Investors that recognize the upside potential of new therapies for hepatitis C should be taking a close look at Aethlon Medical (OTCBB: AEMD), the maker of a first-in-class blood filtration device called the Hemopurifier®. Recently released clinical research by Aethlon showed that the two most recent hepatitis C-infected patients to receive its Hemopurifier® therapy in combination with the standard of care peginterferon+ribavirin (PR) drug therapy achieved undetectable viral load at day-7. In lay terms, that means that none of the hepatitis C virus was found in the patients’ bloodstream after seven days of treatment.
As an adjunct, the Aethlon Hemopurifier® selectively targets the rapid clearance of the hepatitis C virus from the entire circulatory system to improve benefit, dose, duration and tolerability of drug therapies. Drugs, like that of Bristol, Gilead or Abbott, carry substantial safety risks because they are “additive” in nature, meaning that they are putting a foreign substance into the body. Aethlon’s Hemopurifier® is “subtractive.” It removes the virus through a proprietary filtering process, which does not carry the same, potentially deadly toxicity risks that can cost major pharma billions to finally realize.
We encourage you to read our previous article for more information on Aethlon’s latest trial results, linked here.
The OTC Investor (http://s.tt/1kpgX)
Friday, June 1st, 2012
Paul Targett-Adams, Principal Scientist at Medivir AB
Professor Pawlotsky concluded the meeting with a closing summary talk in which he commented favourably upon the >90% SVR rates we are now seeing but was critical of the very small patient numbers used in many of the studies.

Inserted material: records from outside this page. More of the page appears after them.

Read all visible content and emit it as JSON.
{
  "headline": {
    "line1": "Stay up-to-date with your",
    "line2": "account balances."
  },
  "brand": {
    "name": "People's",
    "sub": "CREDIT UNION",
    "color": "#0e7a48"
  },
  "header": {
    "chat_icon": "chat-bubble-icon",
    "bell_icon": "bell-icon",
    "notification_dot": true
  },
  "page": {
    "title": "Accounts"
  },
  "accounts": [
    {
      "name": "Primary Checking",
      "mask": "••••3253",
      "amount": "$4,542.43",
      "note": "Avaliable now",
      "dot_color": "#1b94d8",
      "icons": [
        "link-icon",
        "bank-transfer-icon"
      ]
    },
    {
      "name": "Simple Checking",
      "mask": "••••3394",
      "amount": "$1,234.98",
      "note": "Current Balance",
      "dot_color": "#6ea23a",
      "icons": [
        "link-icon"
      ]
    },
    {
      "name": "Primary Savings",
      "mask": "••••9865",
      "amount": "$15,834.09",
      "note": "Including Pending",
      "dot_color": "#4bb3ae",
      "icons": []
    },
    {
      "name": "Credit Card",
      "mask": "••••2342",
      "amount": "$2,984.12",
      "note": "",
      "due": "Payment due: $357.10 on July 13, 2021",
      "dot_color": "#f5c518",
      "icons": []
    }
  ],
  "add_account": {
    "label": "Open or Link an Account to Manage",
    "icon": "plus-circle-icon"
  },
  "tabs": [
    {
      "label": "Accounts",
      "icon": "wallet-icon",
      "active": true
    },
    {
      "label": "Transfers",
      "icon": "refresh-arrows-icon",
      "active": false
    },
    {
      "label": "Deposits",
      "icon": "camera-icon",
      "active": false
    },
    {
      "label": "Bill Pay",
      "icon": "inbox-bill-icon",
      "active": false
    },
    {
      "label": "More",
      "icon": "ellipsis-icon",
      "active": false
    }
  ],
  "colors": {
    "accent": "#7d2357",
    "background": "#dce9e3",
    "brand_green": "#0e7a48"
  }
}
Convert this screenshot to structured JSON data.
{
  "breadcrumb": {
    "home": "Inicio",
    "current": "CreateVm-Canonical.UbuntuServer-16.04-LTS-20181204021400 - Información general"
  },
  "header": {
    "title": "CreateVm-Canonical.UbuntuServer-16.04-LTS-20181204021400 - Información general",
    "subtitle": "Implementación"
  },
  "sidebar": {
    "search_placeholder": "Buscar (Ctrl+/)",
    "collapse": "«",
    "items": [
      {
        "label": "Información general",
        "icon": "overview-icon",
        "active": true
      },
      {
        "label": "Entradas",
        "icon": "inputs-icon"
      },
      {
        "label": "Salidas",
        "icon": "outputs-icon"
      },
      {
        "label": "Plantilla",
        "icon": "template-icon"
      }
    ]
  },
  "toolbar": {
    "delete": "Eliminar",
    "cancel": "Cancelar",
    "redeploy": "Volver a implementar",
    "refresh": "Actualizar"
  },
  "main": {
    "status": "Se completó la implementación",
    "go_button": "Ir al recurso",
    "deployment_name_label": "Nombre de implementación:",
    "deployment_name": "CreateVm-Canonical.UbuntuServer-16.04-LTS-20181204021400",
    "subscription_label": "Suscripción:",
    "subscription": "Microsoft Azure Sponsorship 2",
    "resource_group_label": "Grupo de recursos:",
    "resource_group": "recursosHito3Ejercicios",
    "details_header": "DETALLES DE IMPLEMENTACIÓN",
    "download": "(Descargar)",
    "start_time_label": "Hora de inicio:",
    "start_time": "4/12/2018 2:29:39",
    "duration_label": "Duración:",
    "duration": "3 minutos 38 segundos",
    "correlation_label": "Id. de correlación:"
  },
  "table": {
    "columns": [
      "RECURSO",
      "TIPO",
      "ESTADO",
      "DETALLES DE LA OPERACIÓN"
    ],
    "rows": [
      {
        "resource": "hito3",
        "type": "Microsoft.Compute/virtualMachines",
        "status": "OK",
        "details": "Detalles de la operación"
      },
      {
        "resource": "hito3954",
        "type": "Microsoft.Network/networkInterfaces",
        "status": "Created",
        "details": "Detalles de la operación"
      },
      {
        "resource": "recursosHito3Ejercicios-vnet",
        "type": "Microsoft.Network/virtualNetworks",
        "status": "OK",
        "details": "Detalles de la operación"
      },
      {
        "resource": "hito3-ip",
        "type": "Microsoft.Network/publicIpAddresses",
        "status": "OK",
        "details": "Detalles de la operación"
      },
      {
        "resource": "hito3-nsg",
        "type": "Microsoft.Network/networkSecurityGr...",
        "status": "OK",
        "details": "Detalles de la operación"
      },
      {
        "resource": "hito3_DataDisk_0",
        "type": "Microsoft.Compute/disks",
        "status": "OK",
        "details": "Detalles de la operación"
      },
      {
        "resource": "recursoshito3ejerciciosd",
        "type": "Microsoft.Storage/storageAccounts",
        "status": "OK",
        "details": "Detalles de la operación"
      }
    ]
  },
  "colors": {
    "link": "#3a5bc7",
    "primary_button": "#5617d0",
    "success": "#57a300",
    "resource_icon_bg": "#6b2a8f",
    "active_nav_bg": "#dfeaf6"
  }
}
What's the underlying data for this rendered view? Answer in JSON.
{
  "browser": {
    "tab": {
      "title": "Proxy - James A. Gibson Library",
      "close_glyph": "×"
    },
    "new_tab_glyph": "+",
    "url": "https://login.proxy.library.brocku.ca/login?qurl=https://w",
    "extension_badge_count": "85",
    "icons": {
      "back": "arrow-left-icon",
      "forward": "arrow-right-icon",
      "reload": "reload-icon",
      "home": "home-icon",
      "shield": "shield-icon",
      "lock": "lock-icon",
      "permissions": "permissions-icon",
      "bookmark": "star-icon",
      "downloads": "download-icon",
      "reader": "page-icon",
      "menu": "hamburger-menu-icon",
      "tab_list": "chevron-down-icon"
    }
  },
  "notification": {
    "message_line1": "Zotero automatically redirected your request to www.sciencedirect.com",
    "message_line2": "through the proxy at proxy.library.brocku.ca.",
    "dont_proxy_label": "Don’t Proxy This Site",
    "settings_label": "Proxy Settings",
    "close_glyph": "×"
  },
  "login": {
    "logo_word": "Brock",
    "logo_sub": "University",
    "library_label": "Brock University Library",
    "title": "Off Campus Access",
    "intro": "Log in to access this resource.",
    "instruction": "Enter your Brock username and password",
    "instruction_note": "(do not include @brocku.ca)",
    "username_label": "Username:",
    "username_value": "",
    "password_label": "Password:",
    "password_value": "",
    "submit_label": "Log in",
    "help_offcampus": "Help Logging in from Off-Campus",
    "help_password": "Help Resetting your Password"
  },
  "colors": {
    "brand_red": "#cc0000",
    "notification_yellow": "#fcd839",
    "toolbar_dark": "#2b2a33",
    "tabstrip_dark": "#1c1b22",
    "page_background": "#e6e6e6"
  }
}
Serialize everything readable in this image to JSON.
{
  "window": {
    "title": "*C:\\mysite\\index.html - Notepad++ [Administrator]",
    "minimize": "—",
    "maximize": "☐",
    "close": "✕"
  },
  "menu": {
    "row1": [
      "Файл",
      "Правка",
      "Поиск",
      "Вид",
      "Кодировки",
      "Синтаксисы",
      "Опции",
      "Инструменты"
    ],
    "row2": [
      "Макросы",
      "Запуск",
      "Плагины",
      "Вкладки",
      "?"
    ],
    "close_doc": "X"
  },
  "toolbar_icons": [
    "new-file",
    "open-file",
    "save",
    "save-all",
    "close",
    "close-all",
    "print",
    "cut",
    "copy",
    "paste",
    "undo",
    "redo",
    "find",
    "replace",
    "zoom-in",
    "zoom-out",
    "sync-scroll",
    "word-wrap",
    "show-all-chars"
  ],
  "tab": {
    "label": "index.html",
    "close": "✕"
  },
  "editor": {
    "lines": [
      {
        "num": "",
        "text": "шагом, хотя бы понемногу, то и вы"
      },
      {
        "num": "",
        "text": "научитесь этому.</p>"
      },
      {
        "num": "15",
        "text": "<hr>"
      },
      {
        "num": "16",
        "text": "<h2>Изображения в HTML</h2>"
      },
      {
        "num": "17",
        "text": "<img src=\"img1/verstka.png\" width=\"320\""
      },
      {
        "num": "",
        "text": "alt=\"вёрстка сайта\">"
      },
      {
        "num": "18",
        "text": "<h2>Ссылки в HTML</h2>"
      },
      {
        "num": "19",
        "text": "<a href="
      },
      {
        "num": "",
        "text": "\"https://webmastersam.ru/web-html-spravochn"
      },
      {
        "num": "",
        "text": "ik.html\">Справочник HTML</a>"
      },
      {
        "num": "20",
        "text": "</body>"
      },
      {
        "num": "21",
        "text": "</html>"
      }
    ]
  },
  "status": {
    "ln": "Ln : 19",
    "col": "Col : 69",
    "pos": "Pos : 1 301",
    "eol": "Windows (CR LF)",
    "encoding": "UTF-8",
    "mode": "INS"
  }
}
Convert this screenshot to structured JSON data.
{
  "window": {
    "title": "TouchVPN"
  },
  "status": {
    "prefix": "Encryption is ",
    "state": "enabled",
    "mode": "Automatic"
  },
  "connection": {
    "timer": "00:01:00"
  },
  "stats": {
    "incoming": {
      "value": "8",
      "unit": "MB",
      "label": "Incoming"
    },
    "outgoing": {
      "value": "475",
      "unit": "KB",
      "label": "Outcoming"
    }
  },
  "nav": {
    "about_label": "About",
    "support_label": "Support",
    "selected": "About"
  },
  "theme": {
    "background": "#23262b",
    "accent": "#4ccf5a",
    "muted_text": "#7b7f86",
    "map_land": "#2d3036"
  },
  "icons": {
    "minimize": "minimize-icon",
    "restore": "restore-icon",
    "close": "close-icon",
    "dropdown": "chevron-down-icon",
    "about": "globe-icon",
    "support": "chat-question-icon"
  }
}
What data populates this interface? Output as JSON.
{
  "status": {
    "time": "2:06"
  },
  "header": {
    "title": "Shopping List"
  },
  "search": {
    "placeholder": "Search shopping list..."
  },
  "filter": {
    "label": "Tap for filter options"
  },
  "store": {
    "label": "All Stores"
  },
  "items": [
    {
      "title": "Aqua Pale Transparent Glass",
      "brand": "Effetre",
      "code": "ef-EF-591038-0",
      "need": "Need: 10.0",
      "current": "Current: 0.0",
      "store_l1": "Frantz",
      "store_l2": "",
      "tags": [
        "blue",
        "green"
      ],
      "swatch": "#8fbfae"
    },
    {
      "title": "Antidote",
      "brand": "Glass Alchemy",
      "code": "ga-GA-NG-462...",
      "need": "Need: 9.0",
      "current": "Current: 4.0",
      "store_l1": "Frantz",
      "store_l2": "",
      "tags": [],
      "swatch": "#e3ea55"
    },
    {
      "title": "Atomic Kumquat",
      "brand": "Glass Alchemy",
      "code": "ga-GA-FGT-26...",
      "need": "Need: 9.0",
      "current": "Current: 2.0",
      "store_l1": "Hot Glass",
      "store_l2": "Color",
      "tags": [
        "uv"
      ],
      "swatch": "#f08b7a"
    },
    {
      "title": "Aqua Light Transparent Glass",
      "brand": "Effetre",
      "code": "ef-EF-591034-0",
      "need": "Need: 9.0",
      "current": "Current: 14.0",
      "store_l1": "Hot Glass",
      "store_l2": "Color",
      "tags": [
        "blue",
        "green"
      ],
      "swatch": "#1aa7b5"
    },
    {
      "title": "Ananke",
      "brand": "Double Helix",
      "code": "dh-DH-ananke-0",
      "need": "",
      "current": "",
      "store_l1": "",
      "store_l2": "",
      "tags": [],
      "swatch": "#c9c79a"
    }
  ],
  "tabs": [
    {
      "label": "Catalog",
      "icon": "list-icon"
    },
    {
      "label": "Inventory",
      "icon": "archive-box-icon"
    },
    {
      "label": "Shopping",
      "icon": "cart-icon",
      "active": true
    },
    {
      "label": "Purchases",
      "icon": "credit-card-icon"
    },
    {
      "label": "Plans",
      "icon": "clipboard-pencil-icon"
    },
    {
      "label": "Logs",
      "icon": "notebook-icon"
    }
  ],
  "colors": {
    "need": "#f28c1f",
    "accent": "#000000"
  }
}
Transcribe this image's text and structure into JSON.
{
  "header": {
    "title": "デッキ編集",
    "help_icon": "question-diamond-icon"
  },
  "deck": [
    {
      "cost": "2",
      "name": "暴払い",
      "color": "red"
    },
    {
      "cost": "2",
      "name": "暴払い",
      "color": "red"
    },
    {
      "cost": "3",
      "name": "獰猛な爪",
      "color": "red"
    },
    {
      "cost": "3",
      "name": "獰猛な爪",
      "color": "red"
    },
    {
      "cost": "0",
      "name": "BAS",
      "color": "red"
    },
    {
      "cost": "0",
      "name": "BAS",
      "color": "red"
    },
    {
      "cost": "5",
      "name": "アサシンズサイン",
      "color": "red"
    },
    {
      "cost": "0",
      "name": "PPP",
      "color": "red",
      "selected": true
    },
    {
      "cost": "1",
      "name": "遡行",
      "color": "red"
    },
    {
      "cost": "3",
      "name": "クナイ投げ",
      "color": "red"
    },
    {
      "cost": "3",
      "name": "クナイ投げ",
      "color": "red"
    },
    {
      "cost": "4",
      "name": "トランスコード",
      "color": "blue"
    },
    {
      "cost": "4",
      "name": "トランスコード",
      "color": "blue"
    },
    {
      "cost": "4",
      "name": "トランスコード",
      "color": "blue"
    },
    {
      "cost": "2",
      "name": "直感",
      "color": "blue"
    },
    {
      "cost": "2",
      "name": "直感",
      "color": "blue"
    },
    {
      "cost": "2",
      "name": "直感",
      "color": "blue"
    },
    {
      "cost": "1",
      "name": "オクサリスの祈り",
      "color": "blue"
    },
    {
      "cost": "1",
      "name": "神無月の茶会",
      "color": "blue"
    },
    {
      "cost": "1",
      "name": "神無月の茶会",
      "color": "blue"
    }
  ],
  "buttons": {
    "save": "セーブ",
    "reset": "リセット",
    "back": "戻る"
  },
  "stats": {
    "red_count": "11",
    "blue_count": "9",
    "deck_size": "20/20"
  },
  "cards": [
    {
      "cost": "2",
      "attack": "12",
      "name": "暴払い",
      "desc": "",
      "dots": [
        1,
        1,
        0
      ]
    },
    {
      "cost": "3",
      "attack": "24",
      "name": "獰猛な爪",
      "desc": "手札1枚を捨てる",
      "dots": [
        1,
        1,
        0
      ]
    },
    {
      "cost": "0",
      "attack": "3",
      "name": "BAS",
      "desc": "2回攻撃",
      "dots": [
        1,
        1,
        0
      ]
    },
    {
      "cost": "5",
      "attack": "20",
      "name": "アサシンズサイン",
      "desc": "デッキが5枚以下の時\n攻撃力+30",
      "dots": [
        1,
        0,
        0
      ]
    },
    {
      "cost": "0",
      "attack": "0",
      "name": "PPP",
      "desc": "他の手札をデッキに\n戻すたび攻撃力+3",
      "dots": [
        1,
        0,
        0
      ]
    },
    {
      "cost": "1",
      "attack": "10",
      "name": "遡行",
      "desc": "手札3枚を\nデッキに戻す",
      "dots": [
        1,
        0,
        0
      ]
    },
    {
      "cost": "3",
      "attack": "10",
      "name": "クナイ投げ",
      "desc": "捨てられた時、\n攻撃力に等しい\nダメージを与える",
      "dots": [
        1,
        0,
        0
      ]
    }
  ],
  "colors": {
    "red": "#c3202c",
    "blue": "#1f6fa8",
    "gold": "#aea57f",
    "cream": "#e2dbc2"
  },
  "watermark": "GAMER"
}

Patient cohorts containing as few as 10 ‘ideal’ individuals provide limited opportunity for extrapolation to a real-world setting where HCV-infected patients are often co-infected with HIV or HBV and exhibit varying degrees of liver diseases. He added, “Studies must be powered to be conclusive, percentages (SVR) cannot be interpreted without their 95% confidence intervals, statistical differences must be achieved to support statements of superiority”. Professor Pawlotsky was also critical of the generic statement heard so often at this meeting in relation to clinical evaluation of new therapeutic regimens “….demonstrated high efficacy and a good safety profile”. This is clearly not good enough; safety profiles need to investigated and reported thoroughly, particularly considering the shock news that alisporivir (a host-targeted antiviral specific for cyclophilin A; a cellular factor required for HCV to replicate, currently in Phase III evaluation) has been placed on clinical hold by the FDA following 6 reported cases of acute pancreatitis, including 1 fatality. So to conclude, when can we say ‘goodbye’ to interferon-based regimens? Certainly not quite yet, but it’s becoming increasingly likely that all-oral interferon-free treatments will prevail in the not too distant future. However, the ideal drug combination has yet to be found and treatment duration (and DAA composition) will vary according to patient groups. We are still rather far away from a single once-daily pill that can cure all HCV-infected patients regardless of their particular stratification. Professor Pawlotsky concluded the meeting by stating “large-scale clinical trials are needed to establish reliable efficacy and safety profiles” – I think we can all agree with this particular sentiment.”
Read the entire article here:
Friday, June 1st, 2012
“Hepatitis C ‘Switch’ Offers Target for New Drug Research
Viral Scientists have discovered a “switch” in the hepatitis C virus which could be used as a target for new kinds of drug treatment. Hepatitis C affects more than 170 million people worldwide, but current combination treatment is only effective against a limited range of this naturally highly variable virus. However, according to new research by the University of Warwick, the newly discovered SL9266 ‘switch’ is very highly conserved and present in all hepatitis C viruses, meaning this offers a good starting point for further research into an across-the-board treatment.
This region represents a vulnerable spot for attacking and clearing the virus from the body as it controls a critical event in the earliest stages of the virus lifecycle. It seems the switch modulates the mutually incompatible translation and replication processes that must occur for the virus to spread inside the body.”
Read more here:
Friday, June 1st, 2012
HCV research is rapidly progressing. If you fall in the low risk category and your disease is on hold, you may be able to wait until getting treated. Of course, this is a judgement call. Read more here: